___ DATA FOR THE TASK
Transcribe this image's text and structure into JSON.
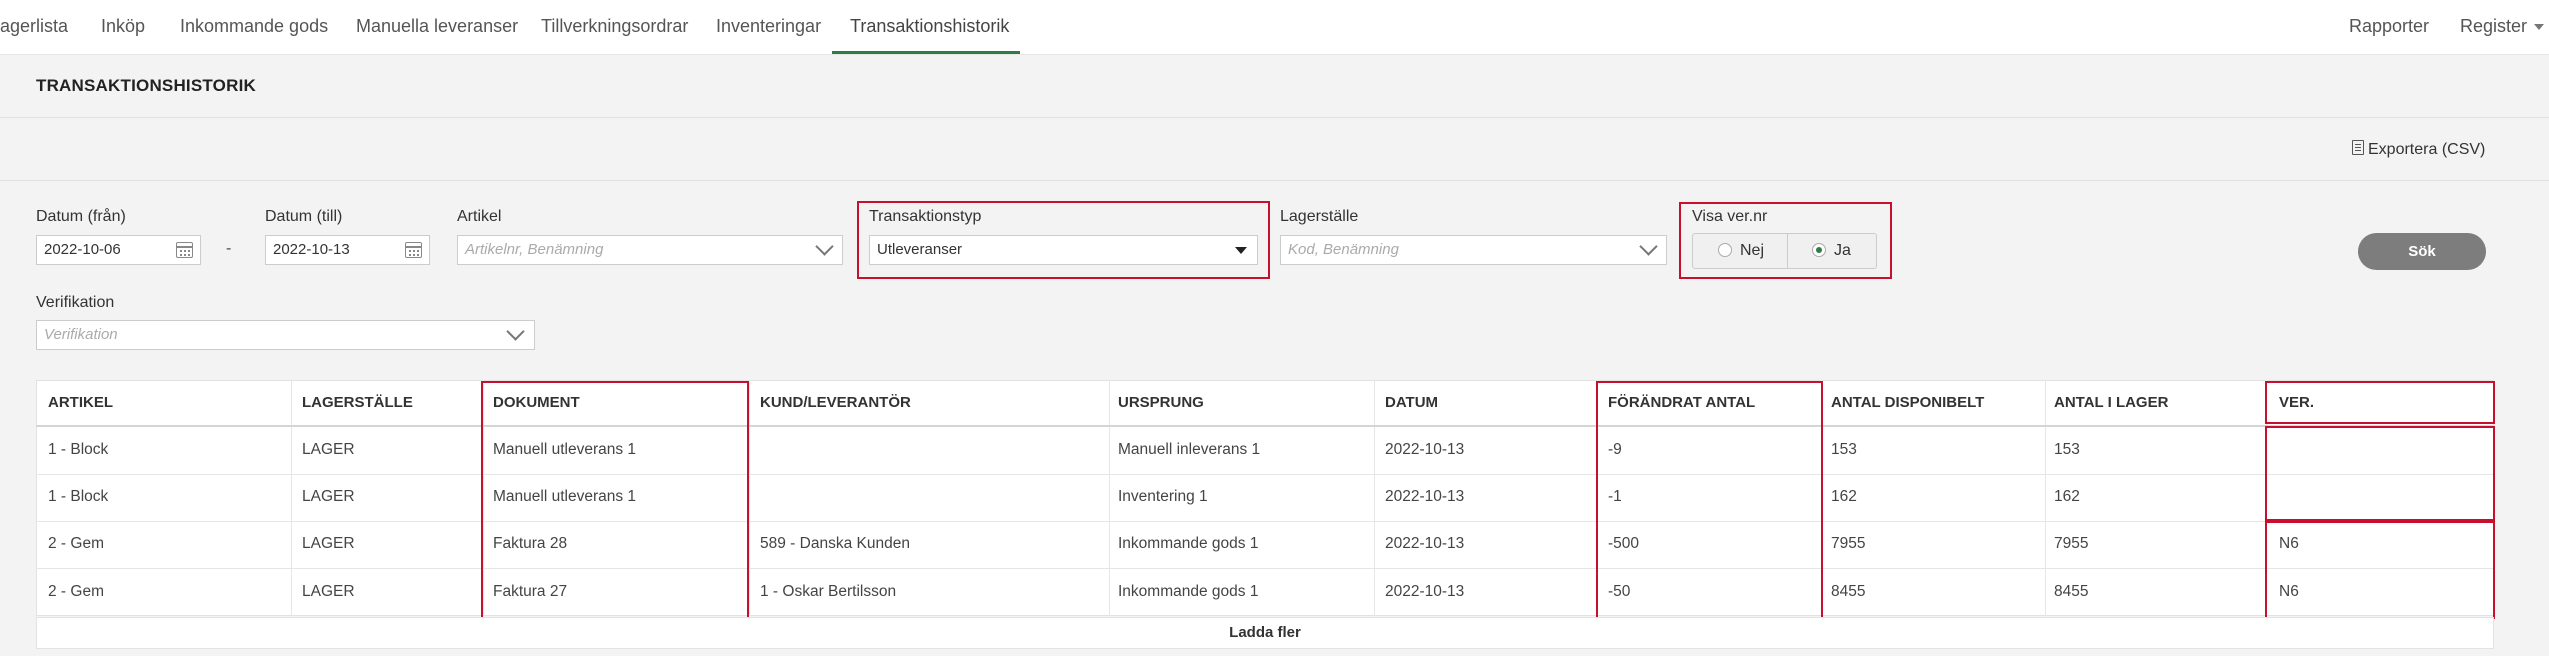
{
  "nav": {
    "items": [
      {
        "label": "agerlista"
      },
      {
        "label": "Inköp"
      },
      {
        "label": "Inkommande gods"
      },
      {
        "label": "Manuella leveranser"
      },
      {
        "label": "Tillverkningsordrar"
      },
      {
        "label": "Inventeringar"
      },
      {
        "label": "Transaktionshistorik",
        "active": true
      }
    ],
    "right": {
      "reports": "Rapporter",
      "register": "Register"
    }
  },
  "page": {
    "title": "TRANSAKTIONSHISTORIK",
    "export_label": "Exportera (CSV)"
  },
  "filters": {
    "date_from": {
      "label": "Datum (från)",
      "value": "2022-10-06"
    },
    "date_sep": "-",
    "date_to": {
      "label": "Datum (till)",
      "value": "2022-10-13"
    },
    "article": {
      "label": "Artikel",
      "placeholder": "Artikelnr, Benämning"
    },
    "transaction_type": {
      "label": "Transaktionstyp",
      "value": "Utleveranser"
    },
    "location": {
      "label": "Lagerställe",
      "placeholder": "Kod, Benämning"
    },
    "show_ver": {
      "label": "Visa ver.nr",
      "options": [
        "Nej",
        "Ja"
      ],
      "selected": "Ja"
    },
    "verification": {
      "label": "Verifikation",
      "placeholder": "Verifikation"
    },
    "search_button": "Sök"
  },
  "table": {
    "columns": [
      "ARTIKEL",
      "LAGERSTÄLLE",
      "DOKUMENT",
      "KUND/LEVERANTÖR",
      "URSPRUNG",
      "DATUM",
      "FÖRÄNDRAT ANTAL",
      "ANTAL DISPONIBELT",
      "ANTAL I LAGER",
      "VER."
    ],
    "rows": [
      [
        "1 - Block",
        "LAGER",
        "Manuell utleverans 1",
        "",
        "Manuell inleverans 1",
        "2022-10-13",
        "-9",
        "153",
        "153",
        ""
      ],
      [
        "1 - Block",
        "LAGER",
        "Manuell utleverans 1",
        "",
        "Inventering 1",
        "2022-10-13",
        "-1",
        "162",
        "162",
        ""
      ],
      [
        "2 - Gem",
        "LAGER",
        "Faktura 28",
        "589 - Danska Kunden",
        "Inkommande gods 1",
        "2022-10-13",
        "-500",
        "7955",
        "7955",
        "N6"
      ],
      [
        "2 - Gem",
        "LAGER",
        "Faktura 27",
        "1 - Oskar Bertilsson",
        "Inkommande gods 1",
        "2022-10-13",
        "-50",
        "8455",
        "8455",
        "N6"
      ]
    ],
    "load_more": "Ladda fler"
  },
  "colors": {
    "accent": "#2e7d45",
    "highlight": "#c8102e",
    "search_button": "#7d7d7d"
  }
}
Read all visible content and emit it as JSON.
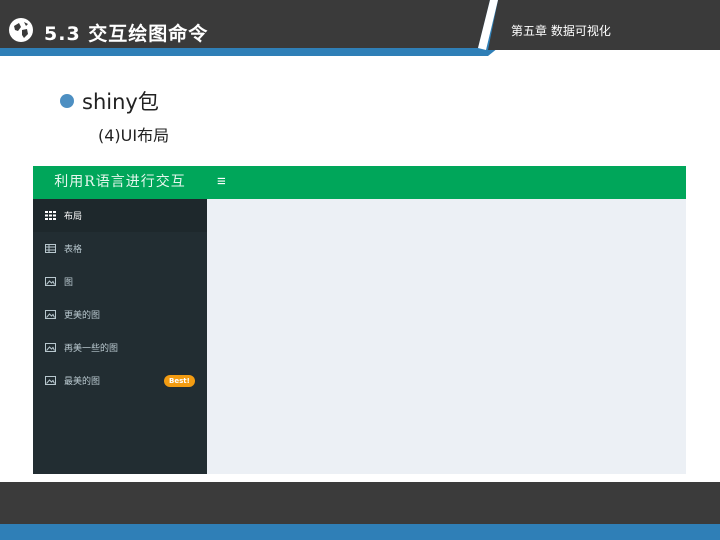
{
  "slide": {
    "title": "5.3 交互绘图命令",
    "chapter": "第五章 数据可视化",
    "bullet": "shiny包",
    "subheading": "(4)UI布局"
  },
  "app": {
    "brand": "利用R语言进行交互",
    "menu_icon": "hamburger-icon",
    "nav": [
      {
        "label": "布局",
        "icon": "th-icon",
        "active": true
      },
      {
        "label": "表格",
        "icon": "table-icon"
      },
      {
        "label": "图",
        "icon": "image-icon"
      },
      {
        "label": "更美的图",
        "icon": "image-icon"
      },
      {
        "label": "再美一些的图",
        "icon": "image-icon"
      },
      {
        "label": "最美的图",
        "icon": "image-icon",
        "badge": "Best!"
      }
    ]
  },
  "colors": {
    "header_bg": "#3a3a3a",
    "header_accent": "#2f7fb7",
    "brand_green": "#00a65a",
    "sidebar": "#222d32",
    "content_bg": "#ecf0f5",
    "badge": "#f39c12"
  }
}
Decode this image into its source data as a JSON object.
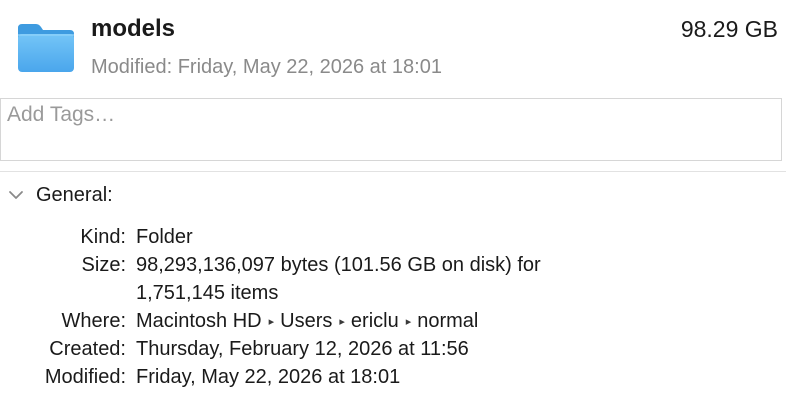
{
  "header": {
    "name": "models",
    "size": "98.29 GB",
    "modified": "Modified: Friday, May 22, 2026 at 18:01",
    "icon": "folder-icon",
    "icon_color": "#5DB6F2"
  },
  "tags": {
    "placeholder": "Add Tags…",
    "value": ""
  },
  "general": {
    "title": "General:",
    "kind": {
      "label": "Kind:",
      "value": "Folder"
    },
    "size": {
      "label": "Size:",
      "value_line1": "98,293,136,097 bytes (101.56 GB on disk) for",
      "value_line2": "1,751,145 items"
    },
    "where": {
      "label": "Where:",
      "path": [
        "Macintosh HD",
        "Users",
        "ericlu",
        "normal"
      ],
      "separator": "▸"
    },
    "created": {
      "label": "Created:",
      "value": "Thursday, February 12, 2026 at 11:56"
    },
    "modified": {
      "label": "Modified:",
      "value": "Friday, May 22, 2026 at 18:01"
    }
  }
}
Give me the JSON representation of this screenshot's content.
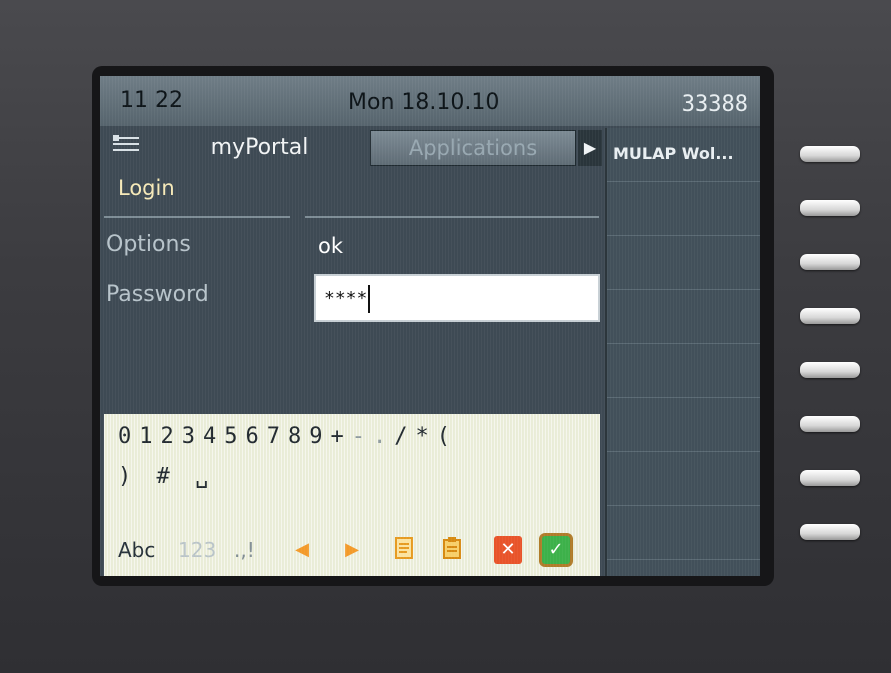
{
  "statusbar": {
    "time": "11 22",
    "date": "Mon 18.10.10",
    "extension": "33388"
  },
  "tabs": {
    "menu_icon": "menu-icon",
    "active_label": "myPortal",
    "inactive_label": "Applications",
    "scroll_icon": "arrow-right-icon"
  },
  "form": {
    "title": "Login",
    "options_label": "Options",
    "options_value": "ok",
    "password_label": "Password",
    "password_value": "****"
  },
  "side_panel": {
    "items": [
      "MULAP Wol...",
      "",
      "",
      "",
      "",
      "",
      "",
      ""
    ]
  },
  "keyboard": {
    "row1": [
      "0",
      "1",
      "2",
      "3",
      "4",
      "5",
      "6",
      "7",
      "8",
      "9",
      "+",
      "-",
      ".",
      "/",
      "*",
      "("
    ],
    "row2": [
      ")",
      "#",
      "␣"
    ],
    "modes": {
      "abc": "Abc",
      "num": "123",
      "sym": ".,!"
    },
    "buttons": {
      "left": "◀",
      "right": "▶",
      "copy": "copy-icon",
      "paste": "paste-icon",
      "cancel": "✕",
      "confirm": "✓"
    }
  },
  "colors": {
    "screen_bg": "#3e4a54",
    "accent_login": "#f6e9b8",
    "cancel": "#e8542a",
    "confirm": "#3db14a"
  }
}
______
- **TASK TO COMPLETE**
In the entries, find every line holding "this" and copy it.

- **ANSWER TO THE EXERCISE**
Transcribe this image's text and structure into JSON.
Decode this image into its source data as a JSON object.
Give me the JSON representation of this screenshot's content.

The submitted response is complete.